There is a fourth Christendom. It is at once older than the other three, and newer than even ourselves. Ernest Oldmeadow, in his A Layman’s Church Year (p. 277), describes it eloquently: “Christ the King has other rebels besides Russia and Mexico and France. The map of His dominions shows not only the Empires and Kingdoms and Republics, but also the counties, the towns, the villages, the hamlets, and – like the ordnance maps of largest scale – the homesteads each and all. Indeed, it goes farther than the work of any human cartographer; because it shows the inmost places of every human heart. Even the humblest man or woman or child alive is, so to speak, a tiny province in the dominions of Christ the King: a province either submissive or disobedient, either loyal or rebellious.” That fourth Christendom is in each of us, who by our baptism were made members of the Mystical Body of Christ, sons of the Church, and – by Imperial decree, no less – subjects of the Holy Empire, whose boundaries are wherever any of us happens to be, and regardless of whether or not a human Emperor sits upon his throne. With St. Paul, we can say, “I am a Roman Citizen.”
Our attempts at rebuilding Christendom must be intimately linked with performing the Spiritual and Corporal works of Mercy. It may be that what we do in the temporal sphere might indeed lay the foundations for some future outward revival of Christendom – though what form that shall take is doubtless as impossible for us to imagine as the work of Justinian and Charlemagne was for Ss. Ambrose and Augustine, for all that that duo’s efforts were essential to both Imperial revivals. But whether or not that happens, may our spiritual endeavours alongside the other result in our becoming permanent subjects of that celestial realm of which any earthly expression of Christendom, however grand, is only a poor shadow and reflexion.

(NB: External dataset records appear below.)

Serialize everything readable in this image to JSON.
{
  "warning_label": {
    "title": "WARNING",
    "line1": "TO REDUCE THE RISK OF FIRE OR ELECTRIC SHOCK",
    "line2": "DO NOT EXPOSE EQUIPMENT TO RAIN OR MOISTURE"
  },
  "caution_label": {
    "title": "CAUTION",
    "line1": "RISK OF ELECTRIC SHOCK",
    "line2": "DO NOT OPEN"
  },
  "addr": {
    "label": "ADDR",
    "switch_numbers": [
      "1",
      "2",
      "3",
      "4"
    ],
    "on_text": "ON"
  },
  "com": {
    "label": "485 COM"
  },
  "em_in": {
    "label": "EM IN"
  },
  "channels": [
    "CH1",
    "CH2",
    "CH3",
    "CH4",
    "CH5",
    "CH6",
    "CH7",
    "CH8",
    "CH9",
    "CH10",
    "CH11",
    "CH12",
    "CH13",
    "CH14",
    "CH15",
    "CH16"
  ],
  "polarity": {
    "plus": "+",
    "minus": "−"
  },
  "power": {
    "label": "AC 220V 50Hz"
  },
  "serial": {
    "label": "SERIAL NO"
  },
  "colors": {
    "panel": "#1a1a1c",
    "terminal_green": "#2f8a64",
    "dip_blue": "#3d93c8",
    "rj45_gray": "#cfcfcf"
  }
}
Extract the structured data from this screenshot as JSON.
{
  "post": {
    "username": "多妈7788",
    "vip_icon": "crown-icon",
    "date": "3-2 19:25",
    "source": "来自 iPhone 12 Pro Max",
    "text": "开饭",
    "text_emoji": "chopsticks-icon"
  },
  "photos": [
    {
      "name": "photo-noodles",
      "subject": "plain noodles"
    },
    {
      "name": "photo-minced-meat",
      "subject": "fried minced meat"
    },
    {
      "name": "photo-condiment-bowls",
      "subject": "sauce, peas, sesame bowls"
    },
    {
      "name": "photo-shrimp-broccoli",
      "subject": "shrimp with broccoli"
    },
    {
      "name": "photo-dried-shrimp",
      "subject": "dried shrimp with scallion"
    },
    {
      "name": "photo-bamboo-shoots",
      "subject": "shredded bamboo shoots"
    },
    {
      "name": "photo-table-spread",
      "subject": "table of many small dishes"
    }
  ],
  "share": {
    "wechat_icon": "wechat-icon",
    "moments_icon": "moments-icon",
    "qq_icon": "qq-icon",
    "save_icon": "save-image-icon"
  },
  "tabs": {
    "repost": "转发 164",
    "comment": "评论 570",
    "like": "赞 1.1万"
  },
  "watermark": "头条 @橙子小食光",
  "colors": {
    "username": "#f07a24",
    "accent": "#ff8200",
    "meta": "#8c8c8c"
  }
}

Whatever discouragement and temptations to despair we may feel in this glorious quest, we should remember the further words of Longfellow in the Christmas carol cited earlier:
And in despair I bowed my head:
“There is no peace on earth,” I said,
“For hate is strong and mocks the song
Of peace on earth, good will to men.”
Then pealed the bells more loud and deep:
“God is not dead, nor doth he sleep;
The wrong shall fail, the right prevail,
With peace on earth, good will to men.”